Your response should consist of every entry, unchanged.

==*==

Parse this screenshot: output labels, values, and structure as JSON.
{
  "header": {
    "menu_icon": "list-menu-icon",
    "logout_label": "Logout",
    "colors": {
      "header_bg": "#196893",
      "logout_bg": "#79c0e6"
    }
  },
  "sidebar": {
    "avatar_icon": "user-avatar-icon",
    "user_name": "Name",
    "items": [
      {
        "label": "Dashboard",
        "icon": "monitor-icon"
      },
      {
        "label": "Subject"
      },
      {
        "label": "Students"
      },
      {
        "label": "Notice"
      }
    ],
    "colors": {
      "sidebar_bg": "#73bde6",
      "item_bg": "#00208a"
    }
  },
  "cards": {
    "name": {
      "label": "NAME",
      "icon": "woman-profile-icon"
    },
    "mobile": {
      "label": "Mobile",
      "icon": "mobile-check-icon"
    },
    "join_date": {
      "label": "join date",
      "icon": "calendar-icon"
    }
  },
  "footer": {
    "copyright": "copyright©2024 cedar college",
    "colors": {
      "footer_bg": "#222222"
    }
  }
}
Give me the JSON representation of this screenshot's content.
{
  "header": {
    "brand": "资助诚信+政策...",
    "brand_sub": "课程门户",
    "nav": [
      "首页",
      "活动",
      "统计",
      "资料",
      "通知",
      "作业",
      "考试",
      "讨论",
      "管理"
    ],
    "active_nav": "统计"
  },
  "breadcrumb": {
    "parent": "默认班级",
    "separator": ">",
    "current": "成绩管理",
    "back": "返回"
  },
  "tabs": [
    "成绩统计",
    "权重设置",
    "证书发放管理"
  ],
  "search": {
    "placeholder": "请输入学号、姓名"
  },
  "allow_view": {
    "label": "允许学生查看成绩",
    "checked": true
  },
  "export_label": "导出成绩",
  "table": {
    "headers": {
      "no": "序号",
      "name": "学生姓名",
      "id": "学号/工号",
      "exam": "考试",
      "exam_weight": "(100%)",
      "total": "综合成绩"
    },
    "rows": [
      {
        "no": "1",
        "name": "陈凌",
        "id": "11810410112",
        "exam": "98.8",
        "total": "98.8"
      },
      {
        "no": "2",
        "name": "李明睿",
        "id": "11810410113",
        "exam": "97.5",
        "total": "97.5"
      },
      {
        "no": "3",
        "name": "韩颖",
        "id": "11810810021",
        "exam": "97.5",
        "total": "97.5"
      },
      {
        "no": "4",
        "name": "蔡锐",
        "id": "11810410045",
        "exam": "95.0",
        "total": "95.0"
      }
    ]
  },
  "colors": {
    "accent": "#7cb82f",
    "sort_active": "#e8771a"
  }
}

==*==

▸ Answer
Parse this screenshot: output labels, values, and structure as JSON.
{
  "header": {
    "menu_icon": "list-menu-icon",
    "logout_label": "Logout",
    "colors": {
      "header_bg": "#196893",
      "logout_bg": "#79c0e6"
    }
  },
  "sidebar": {
    "avatar_icon": "user-avatar-icon",
    "user_name": "Name",
    "items": [
      {
        "label": "Dashboard",
        "icon": "monitor-icon"
      },
      {
        "label": "Subject"
      },
      {
        "label": "Students"
      },
      {
        "label": "Notice"
      }
    ],
    "colors": {
      "sidebar_bg": "#73bde6",
      "item_bg": "#00208a"
    }
  },
  "cards": {
    "name": {
      "label": "NAME",
      "icon": "woman-profile-icon"
    },
    "mobile": {
      "label": "Mobile",
      "icon": "mobile-check-icon"
    },
    "join_date": {
      "label": "join date",
      "icon": "calendar-icon"
    }
  },
  "footer": {
    "copyright": "copyright©2024 cedar college",
    "colors": {
      "footer_bg": "#222222"
    }
  }
}
Give me the JSON representation of this screenshot's content.
{
  "header": {
    "brand": "资助诚信+政策...",
    "brand_sub": "课程门户",
    "nav": [
      "首页",
      "活动",
      "统计",
      "资料",
      "通知",
      "作业",
      "考试",
      "讨论",
      "管理"
    ],
    "active_nav": "统计"
  },
  "breadcrumb": {
    "parent": "默认班级",
    "separator": ">",
    "current": "成绩管理",
    "back": "返回"
  },
  "tabs": [
    "成绩统计",
    "权重设置",
    "证书发放管理"
  ],
  "search": {
    "placeholder": "请输入学号、姓名"
  },
  "allow_view": {
    "label": "允许学生查看成绩",
    "checked": true
  },
  "export_label": "导出成绩",
  "table": {
    "headers": {
      "no": "序号",
      "name": "学生姓名",
      "id": "学号/工号",
      "exam": "考试",
      "exam_weight": "(100%)",
      "total": "综合成绩"
    },
    "rows": [
      {
        "no": "1",
        "name": "陈凌",
        "id": "11810410112",
        "exam": "98.8",
        "total": "98.8"
      },
      {
        "no": "2",
        "name": "李明睿",
        "id": "11810410113",
        "exam": "97.5",
        "total": "97.5"
      },
      {
        "no": "3",
        "name": "韩颖",
        "id": "11810810021",
        "exam": "97.5",
        "total": "97.5"
      },
      {
        "no": "4",
        "name": "蔡锐",
        "id": "11810410045",
        "exam": "95.0",
        "total": "95.0"
      }
    ]
  },
  "colors": {
    "accent": "#7cb82f",
    "sort_active": "#e8771a"
  }
}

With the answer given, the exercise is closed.